Personally, I’d be starting James Johnson for this one and tasking him with checking LeBron early. I understand the preference to have a set starting five, but sometimes a match-up is just so striking that you need to adjust. This is one of those cases, as I’m not sure you want to open the game with Terrence Ross as the only player on the floor capable of guarding James. If I’m David Blatt and I see that, I’m immediately putting Ross in pick-and-rolls, specifically guard-James pick-and-rolls, looking to flip James onto one of four mismatches (maybe three, depending on how you picture Amir Johnson hanging in for more than a play or two).
Greivis Vasquez has been solid and the starting lineup at present leaves one of James or Love to cover Ross or a guard, which is an exploitable edge, but James is the best player in the world and kind of gets to dictate the match-ups.
Another area the Raptors may be able to make headway is inside. Love, Anderson Varejao, and Tristan Thompson are all fine players, of course, but the team lacks rim protection and is just average rebounding, despite Love’s prodigious numbers in that area. Short of keeping opponents off the 3-point line (a little better than average) and off the free throw line, the Cavs aren’t a particularly special defensive team. The free throw line is an issue considering how much of the Raptors’ offense comes from the stripe, and it will put a little extra pressure on shot-makers to knock down their open looks earlier in the clock, since Cleveland isn’t going to bail out with fouls much.
On the offensive end, Cleveland is just deadly because of talent. Blatt has maybe simplified things since early-season communication issues posed a problem, and the Cavs are still relying on talent and an ability to get to the line (they’re just behind Toronto there). That’s an easy strategy with the talent they have on hand, but don’t mistake “good players playing well” for a lack of creativity. Blatt is smart and creative, the team has a lot of willing and able passers (they also have Dion Waiters), and any pick-and-roll involving James or Love is deadly. The Raptors have been hurt by shooting bigs who can pop off of screens and above the 3-point line, a move that runs contrary to the Raptors’ defensive principles, and both Love and James can do that effectively, plus they can make the next pass or put the ball on the floor.
And so there’s good news and bad news here. The Cavs are playing much better but still not perfect. DeRozan is out but the team has found a footing without him. There are mismatches but they exist both ways. It seems a daunting task but the Raptors are still favorites. Your boy will be in the house but beers are $15. And so on.

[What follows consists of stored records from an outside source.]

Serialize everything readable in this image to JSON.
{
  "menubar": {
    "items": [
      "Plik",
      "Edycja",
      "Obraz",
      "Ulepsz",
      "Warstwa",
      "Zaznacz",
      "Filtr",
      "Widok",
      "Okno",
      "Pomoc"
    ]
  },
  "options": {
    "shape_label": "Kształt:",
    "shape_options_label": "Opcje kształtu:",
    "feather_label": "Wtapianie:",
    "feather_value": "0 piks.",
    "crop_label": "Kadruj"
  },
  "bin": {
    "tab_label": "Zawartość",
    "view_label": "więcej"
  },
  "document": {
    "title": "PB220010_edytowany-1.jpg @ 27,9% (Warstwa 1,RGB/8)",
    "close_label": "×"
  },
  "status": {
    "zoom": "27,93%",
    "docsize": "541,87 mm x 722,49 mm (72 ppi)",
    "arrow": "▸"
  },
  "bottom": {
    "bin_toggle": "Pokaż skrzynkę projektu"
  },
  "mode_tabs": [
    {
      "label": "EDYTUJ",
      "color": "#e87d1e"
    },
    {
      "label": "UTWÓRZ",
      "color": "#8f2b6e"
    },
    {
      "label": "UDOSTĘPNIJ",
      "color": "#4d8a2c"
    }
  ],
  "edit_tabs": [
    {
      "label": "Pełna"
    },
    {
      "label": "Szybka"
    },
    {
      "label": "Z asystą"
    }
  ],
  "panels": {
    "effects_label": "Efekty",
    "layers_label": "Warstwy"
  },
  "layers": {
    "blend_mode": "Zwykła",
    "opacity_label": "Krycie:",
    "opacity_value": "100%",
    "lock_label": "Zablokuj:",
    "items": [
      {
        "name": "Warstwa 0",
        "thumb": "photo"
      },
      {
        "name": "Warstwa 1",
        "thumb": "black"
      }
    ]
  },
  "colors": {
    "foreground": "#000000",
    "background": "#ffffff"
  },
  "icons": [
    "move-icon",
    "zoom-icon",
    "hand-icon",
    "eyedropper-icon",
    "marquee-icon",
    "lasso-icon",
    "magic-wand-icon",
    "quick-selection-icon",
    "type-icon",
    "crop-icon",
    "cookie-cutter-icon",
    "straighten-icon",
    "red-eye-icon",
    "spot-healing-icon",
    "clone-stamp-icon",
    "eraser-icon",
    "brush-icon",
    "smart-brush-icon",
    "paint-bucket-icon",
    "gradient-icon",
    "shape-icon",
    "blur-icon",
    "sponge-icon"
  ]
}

The Raptors currently rank as the league’s No. 2 offense and No. 15 defense, while the Cavs are No. 6 and No. 16, but it’s still too early to evaluate based on full-season metrics when things change so quickly this early (it’s worth noting that team performance starts to stabilize around 20 games though, so we’re nearly at a sample worth paying attention to). Anyway, what you think of this came will depend in large part whether you think Ross and Johnson are up to the LeBron task, and if the cracks Cleveland showed the past two games manifest on the second night of a back-to-back. Let’s be optimists. It’s Friday.